→ Work item
Look through the records below and state how many lines carry the string "توضیحات", adding nothing.

→ Available data
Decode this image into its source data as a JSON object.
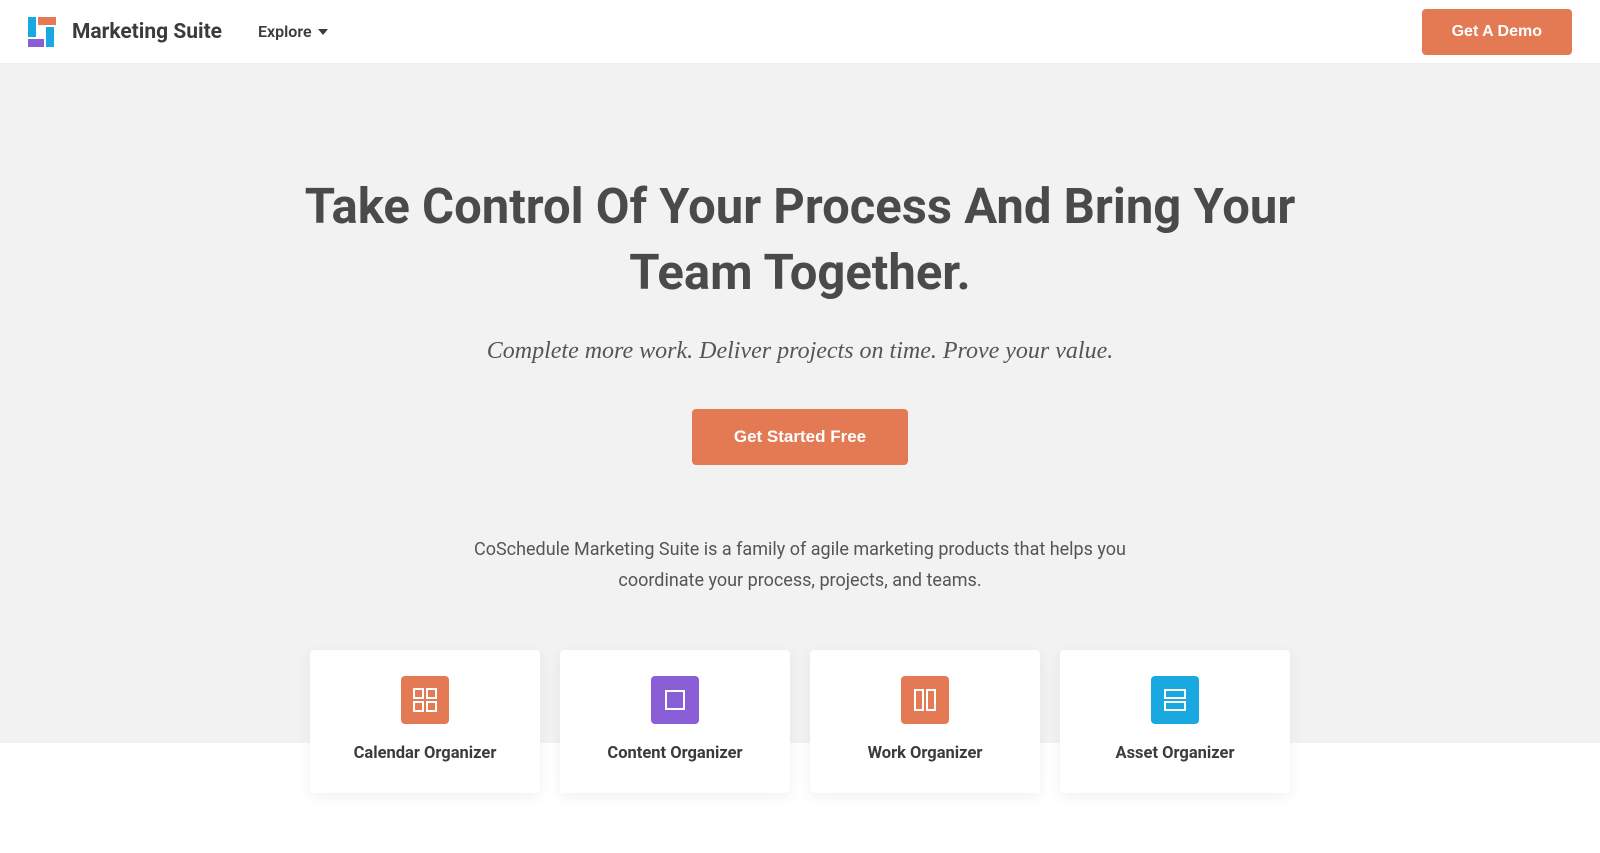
{
  "header": {
    "brand_name": "Marketing Suite",
    "explore_label": "Explore",
    "demo_label": "Get A Demo"
  },
  "hero": {
    "title": "Take Control Of Your Process And Bring Your Team Together.",
    "subtitle": "Complete more work. Deliver projects on time. Prove your value.",
    "cta_label": "Get Started Free",
    "description": "CoSchedule Marketing Suite is a family of agile marketing products that helps you coordinate your process, projects, and teams."
  },
  "cards": [
    {
      "title": "Calendar Organizer",
      "color": "#e37a54",
      "icon": "grid"
    },
    {
      "title": "Content Organizer",
      "color": "#8a5ed6",
      "icon": "square"
    },
    {
      "title": "Work Organizer",
      "color": "#e37a54",
      "icon": "columns"
    },
    {
      "title": "Asset Organizer",
      "color": "#1aa8e0",
      "icon": "rows"
    }
  ]
}
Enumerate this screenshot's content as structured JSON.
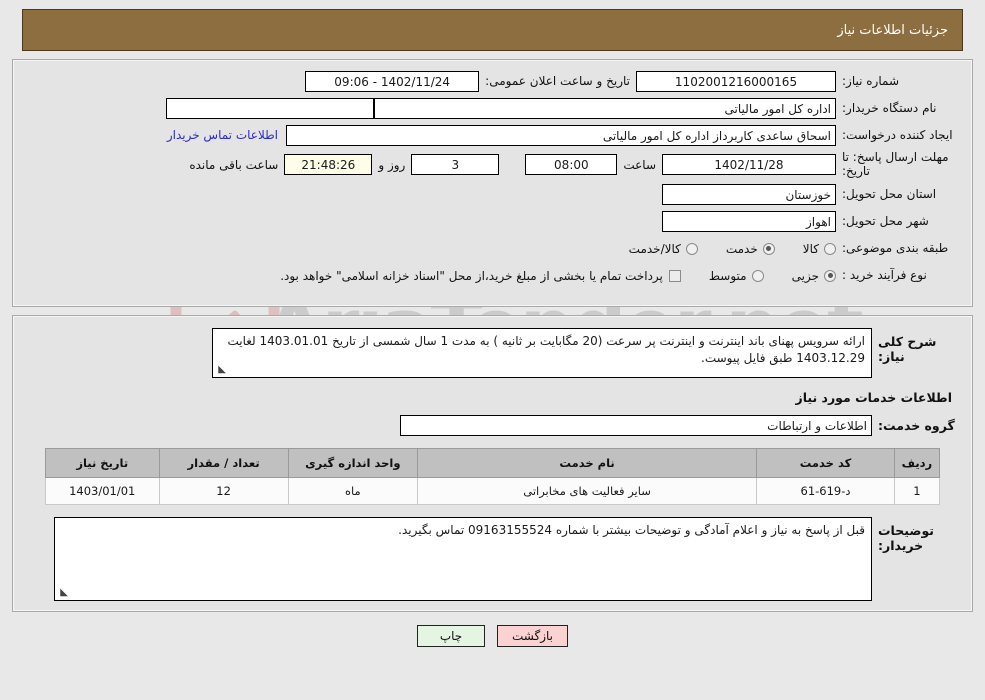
{
  "header": {
    "title": "جزئیات اطلاعات نیاز",
    "bg_color": "#8d6e41"
  },
  "watermark": {
    "text": "AriaTender.net",
    "logo_color": "#d8a9a9"
  },
  "details": {
    "need_number_label": "شماره نیاز:",
    "need_number_value": "1102001216000165",
    "public_announce_label": "تاریخ و ساعت اعلان عمومی:",
    "public_announce_value": "1402/11/24 - 09:06",
    "buyer_org_label": "نام دستگاه خریدار:",
    "buyer_org_value": "اداره کل امور مالیاتی",
    "creator_label": "ایجاد کننده درخواست:",
    "creator_value": "اسحاق ساعدی کاربرداز اداره کل امور مالیاتی",
    "contact_link": "اطلاعات تماس خریدار",
    "deadline_label": "مهلت ارسال پاسخ: تا تاریخ:",
    "deadline_date": "1402/11/28",
    "hour_label": "ساعت",
    "deadline_time": "08:00",
    "days_value": "3",
    "days_label": "روز و",
    "remaining_time": "21:48:26",
    "remaining_label": "ساعت باقی مانده",
    "province_label": "استان محل تحویل:",
    "province_value": "خوزستان",
    "city_label": "شهر محل تحویل:",
    "city_value": "اهواز",
    "category_label": "طبقه بندی موضوعی:",
    "category_options": [
      {
        "label": "کالا",
        "selected": false
      },
      {
        "label": "خدمت",
        "selected": true
      },
      {
        "label": "کالا/خدمت",
        "selected": false
      }
    ],
    "process_label": "نوع فرآیند خرید :",
    "process_options": [
      {
        "label": "جزیی",
        "selected": true
      },
      {
        "label": "متوسط",
        "selected": false
      }
    ],
    "treasury_note": "پرداخت تمام یا بخشی از مبلغ خرید،از محل \"اسناد خزانه اسلامی\" خواهد بود."
  },
  "description": {
    "label": "شرح کلی نیاز:",
    "value": "ارائه سرویس پهنای باند اینترنت و اینترنت پر سرعت (20 مگابایت بر ثانیه ) به مدت 1 سال شمسی از تاریخ 1403.01.01 لغایت 1403.12.29 طبق فایل پیوست."
  },
  "services": {
    "section_title": "اطلاعات خدمات مورد نیاز",
    "group_label": "گروه خدمت:",
    "group_value": "اطلاعات و ارتباطات",
    "table": {
      "columns": [
        "ردیف",
        "کد خدمت",
        "نام خدمت",
        "واحد اندازه گیری",
        "تعداد / مقدار",
        "تاریخ نیاز"
      ],
      "rows": [
        {
          "radif": "1",
          "code": "د-619-61",
          "name": "سایر فعالیت های مخابراتی",
          "unit": "ماه",
          "qty": "12",
          "date": "1403/01/01"
        }
      ]
    }
  },
  "notes": {
    "label": "توضیحات خریدار:",
    "value": "قبل از پاسخ به نیاز و اعلام آمادگی و توضیحات بیشتر با شماره 09163155524 تماس بگیرید."
  },
  "footer": {
    "print_label": "چاپ",
    "back_label": "بازگشت"
  }
}
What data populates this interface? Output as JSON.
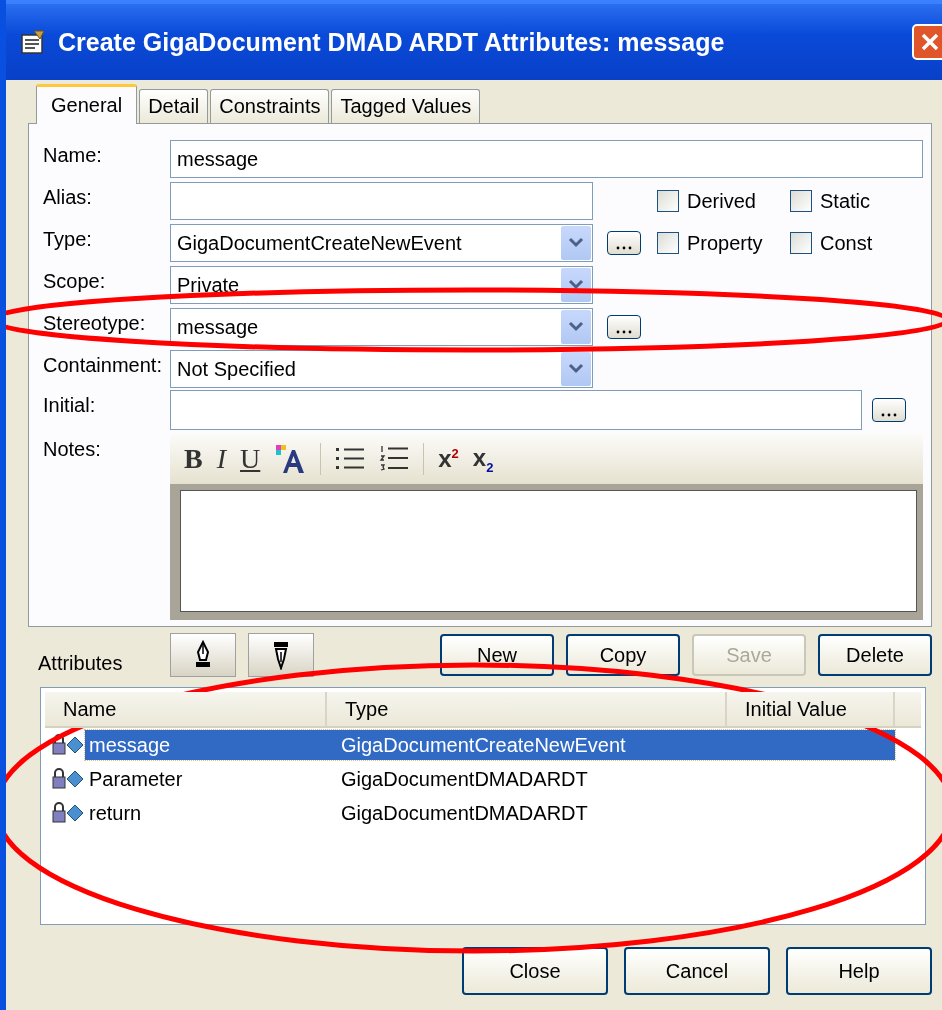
{
  "window": {
    "title": "Create GigaDocument DMAD ARDT Attributes: message"
  },
  "tabs": [
    {
      "label": "General",
      "selected": true
    },
    {
      "label": "Detail",
      "selected": false
    },
    {
      "label": "Constraints",
      "selected": false
    },
    {
      "label": "Tagged Values",
      "selected": false
    }
  ],
  "name": {
    "label": "Name:",
    "value": "message"
  },
  "alias": {
    "label": "Alias:"
  },
  "type": {
    "label": "Type:",
    "value": "GigaDocumentCreateNewEvent"
  },
  "scope": {
    "label": "Scope:",
    "value": "Private"
  },
  "stereotype": {
    "label": "Stereotype:",
    "value": "message"
  },
  "containment": {
    "label": "Containment:",
    "value": "Not Specified"
  },
  "initial": {
    "label": "Initial:"
  },
  "checkboxes": [
    {
      "label": "Derived",
      "checked": false
    },
    {
      "label": "Static",
      "checked": false
    },
    {
      "label": "Property",
      "checked": false
    },
    {
      "label": "Const",
      "checked": false
    }
  ],
  "notes": {
    "label": "Notes:",
    "toolbar": [
      {
        "kind": "bold",
        "text": "B"
      },
      {
        "kind": "italic",
        "text": "I"
      },
      {
        "kind": "underline",
        "text": "U"
      },
      {
        "kind": "font-color"
      },
      {
        "kind": "separator"
      },
      {
        "kind": "bullets"
      },
      {
        "kind": "numbering"
      },
      {
        "kind": "separator"
      },
      {
        "kind": "superscript",
        "text": "x",
        "mark": "2"
      },
      {
        "kind": "subscript",
        "text": "x",
        "mark": "2"
      }
    ]
  },
  "attributes": {
    "label": "Attributes",
    "buttons": [
      {
        "label": "New",
        "disabled": false
      },
      {
        "label": "Copy",
        "disabled": false
      },
      {
        "label": "Save",
        "disabled": true
      },
      {
        "label": "Delete",
        "disabled": false
      }
    ]
  },
  "list": {
    "columns": [
      "Name",
      "Type",
      "Initial Value"
    ],
    "rows": [
      {
        "name": "message",
        "type": "GigaDocumentCreateNewEvent",
        "selected": true
      },
      {
        "name": "Parameter",
        "type": "GigaDocumentDMADARDT",
        "selected": false
      },
      {
        "name": "return",
        "type": "GigaDocumentDMADARDT",
        "selected": false
      }
    ]
  },
  "footer_buttons": [
    "Close",
    "Cancel",
    "Help"
  ],
  "annotations": [
    {
      "kind": "ellipse"
    },
    {
      "kind": "ellipse"
    }
  ]
}
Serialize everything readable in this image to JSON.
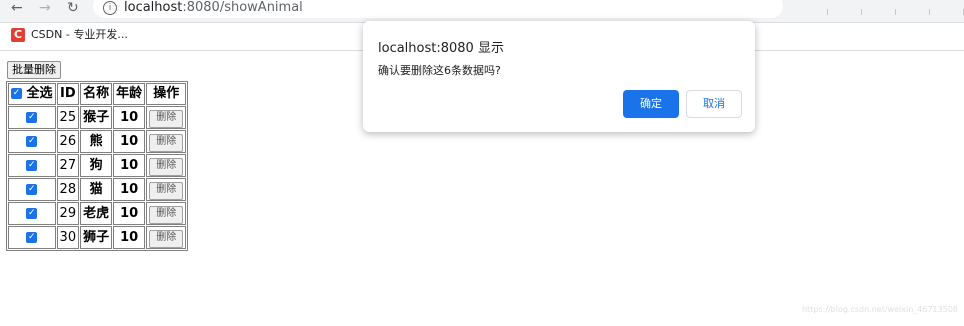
{
  "browser": {
    "url_host": "localhost",
    "url_port_path": ":8080/showAnimal",
    "bookmark": "CSDN - 专业开发..."
  },
  "page": {
    "batch_delete_label": "批量删除",
    "headers": [
      "全选",
      "ID",
      "名称",
      "年龄",
      "操作"
    ],
    "rows": [
      {
        "id": "25",
        "name": "猴子",
        "age": "10",
        "action": "删除"
      },
      {
        "id": "26",
        "name": "熊",
        "age": "10",
        "action": "删除"
      },
      {
        "id": "27",
        "name": "狗",
        "age": "10",
        "action": "删除"
      },
      {
        "id": "28",
        "name": "猫",
        "age": "10",
        "action": "删除"
      },
      {
        "id": "29",
        "name": "老虎",
        "age": "10",
        "action": "删除"
      },
      {
        "id": "30",
        "name": "狮子",
        "age": "10",
        "action": "删除"
      }
    ]
  },
  "dialog": {
    "title": "localhost:8080 显示",
    "message": "确认要删除这6条数据吗?",
    "ok_label": "确定",
    "cancel_label": "取消"
  },
  "watermark": "https://blog.csdn.net/weixin_46713508",
  "colors": {
    "accent": "#1a73e8",
    "brand": "#e33e33"
  }
}
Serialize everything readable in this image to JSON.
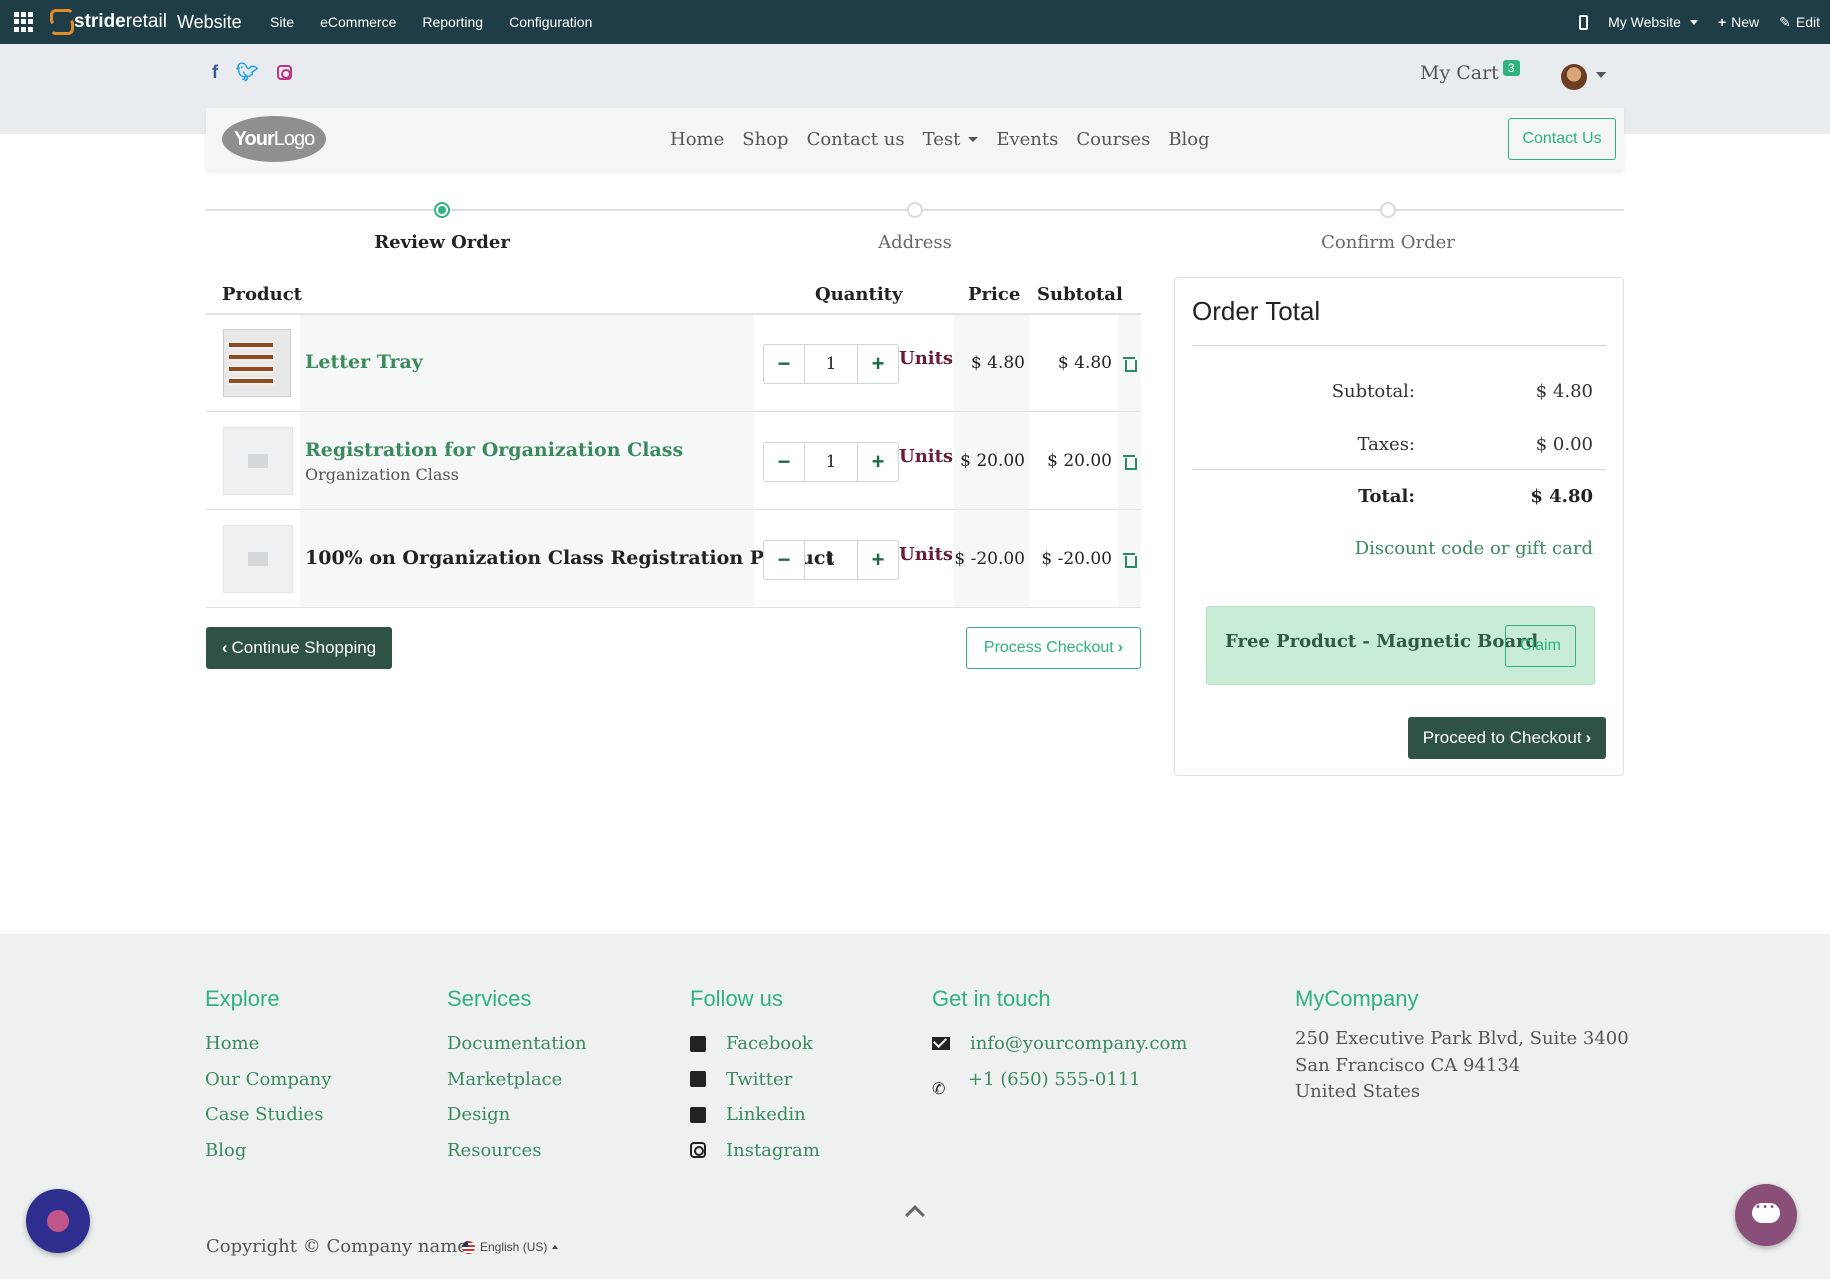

→ Expected answer
2